Probiotics may alter the gut microflora to help reduce a person’s susceptibility to AS.

However, more research on humans is required to confirm the benefits of probiotics on AS.

It is usually safe to make dietary changes to manage the symptoms of AS, especially when a person does this alongside taking the medication or other treatments that a doctor has recommended.

However, low calorie, low fat, and low protein diets may not provide enough nutrients to support the immune systems of people with AS.

To ensure adequate nutrient intake, it is important to discuss any dietary changes with a doctor and dietitian beforehand. Certain foods and supplements can interact with medications.

Research does not indicate that managing AS through the diet is effective.

Foods that trigger pain and other symptoms of AS vary from person to person. Keeping a food diary for a month can help a person pinpoint any foods that seem to make their symptoms worse.

There are a number of different treatments other than diet for ankylosing spondylitis.

Physical therapy

Keeping active and regularly exercising may help prevent people’s spines from becoming stiff and painful. According to the Spondylitis Association of America, people with ankylosing spondylitis can benefit from four main types of exercise:

  • range of motion or stretching
  • aerobic or cardiovascular
  • strengthening
  • balance
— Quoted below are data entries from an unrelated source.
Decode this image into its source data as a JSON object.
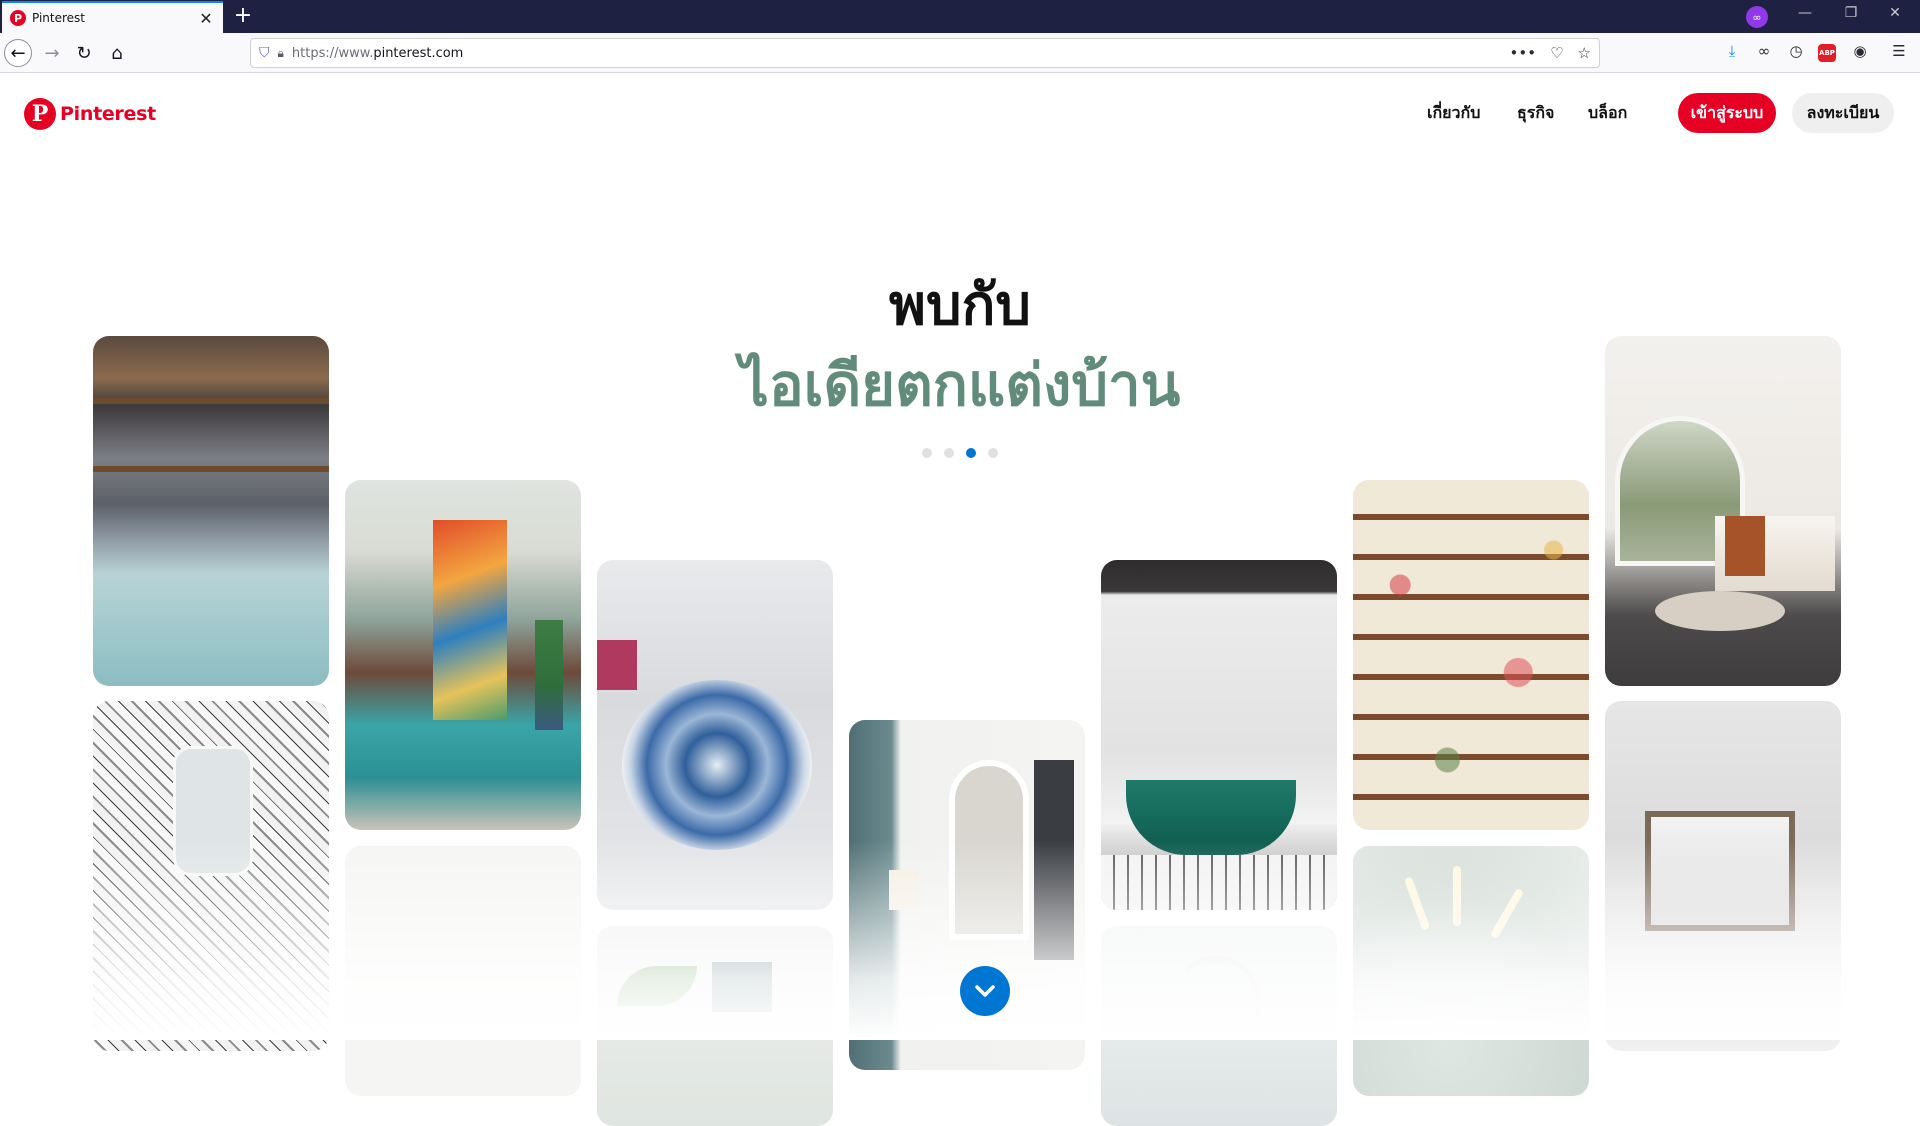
{
  "browser": {
    "tab_title": "Pinterest",
    "tab_favicon": "P",
    "new_tab_label": "+",
    "url_prefix": "https://www.",
    "url_domain": "pinterest.com",
    "abp_label": "ABP",
    "private_mask_label": "∞"
  },
  "header": {
    "logo_text": "Pinterest",
    "logo_mark": "P",
    "nav": [
      "เกี่ยวกับ",
      "ธุรกิจ",
      "บล็อก"
    ],
    "login_label": "เข้าสู่ระบบ",
    "signup_label": "ลงทะเบียน"
  },
  "hero": {
    "title": "พบกับ",
    "subtitle": "ไอเดียตกแต่งบ้าน",
    "carousel_count": 4,
    "carousel_active": 3
  },
  "colors": {
    "brand": "#e60023",
    "subtitle": "#618c7b",
    "accent": "#0076d3"
  },
  "icons": [
    "back-arrow-icon",
    "forward-arrow-icon",
    "reload-icon",
    "home-icon",
    "shield-icon",
    "lock-icon",
    "more-icon",
    "pocket-icon",
    "star-icon",
    "download-icon",
    "glasses-icon",
    "clock-icon",
    "abp-icon",
    "extension-icon",
    "hamburger-menu-icon",
    "chevron-down-icon"
  ]
}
A workout routine involving each of these types of exercises can help relieve symptoms.

NSAIDs

Nonsteroidal anti-inflammatory drugs (NSAIDs) are the most commonly used type of medication to treat the pain and stiffness that comes from AS. NSAIDs relieve pain and reduce inflammation in the body.

Examples of NSAIDs include:

The high doses that people may require to treat AS can lead to significant side effects, including:

  • inflammation of the stomach lining
  • heartburn
  • sometimes ulcers and bleeding

People should always speak with a doctor before trying a new treatment.

Other treatments

Other treatment options for ankylosing spondylitis include:

  • sulfasalazine
  • methotrexate
  • disease-modifying antirheumatic drugs (DMARDs)
  • surgery
  • corticosteroids
  • biological treatments, such as anti-TNF medicine or monoclonal antibody treatment

Below are some frequently asked questions about ankylosing spondylitis and diet:

Can a vegan diet help reduce inflammation?

Plant-based diets can influence inflammatory processes and therefore may be beneficial in reducing inflammation.

One 2022 study looked at people with systemic lupus erythematosus, a type of chronic inflammatory autoimmune disease.

Those who incorporated more plant-based foods and limited processed foods and animal products reported improvements in their disease symptoms, including:

Authors of a 2019 review suggest that people who eat a vegetarian or vegan diet tend to lose weight more so than with other types of diet, which could influence inflammation.

Can a paleo diet help reduce inflammation?

The paleo, or Paleolithic, diet is based on the food patterns of human Paleolithic ancestors from about 2.6 million to 10,000 years ago. More research is required to determine the health benefits of this diet.

There is some evidence from a 2019 meta-analysis that suggests the Paleolithic diet may assist in managing:

  • weight
  • waist circumference
  • chronic diseases

Can a low starch help reduce inflammation?

Some people claim that a low starch diet may benefit people with AS. The theory goes that some types of gut bacteria can trigger the condition, and starch feeds these bacteria.

The evidence supporting a low starch diet is anecdotal, meaning that although it may work for some people, NASS cannot endorse the diet due to a lack of solid research.

A person can talk with a healthcare professional if they want to try a low starch diet to help with their symptoms of AS.

While managing AS with diet alone is not advisable, some people may find that certain foods trigger the symptoms of AS, and it can help to avoid them.

There is also no evidence to suggest harm if people make dietary changes, unless people have food intolerances or allergies. Therefore, people may make changes to their diet in order to see if certain foods help ease their symptoms.

However, they should talk with a doctor before doing so to ensure they will consume enough nutrients and calories to support their immune system and promote their overall health.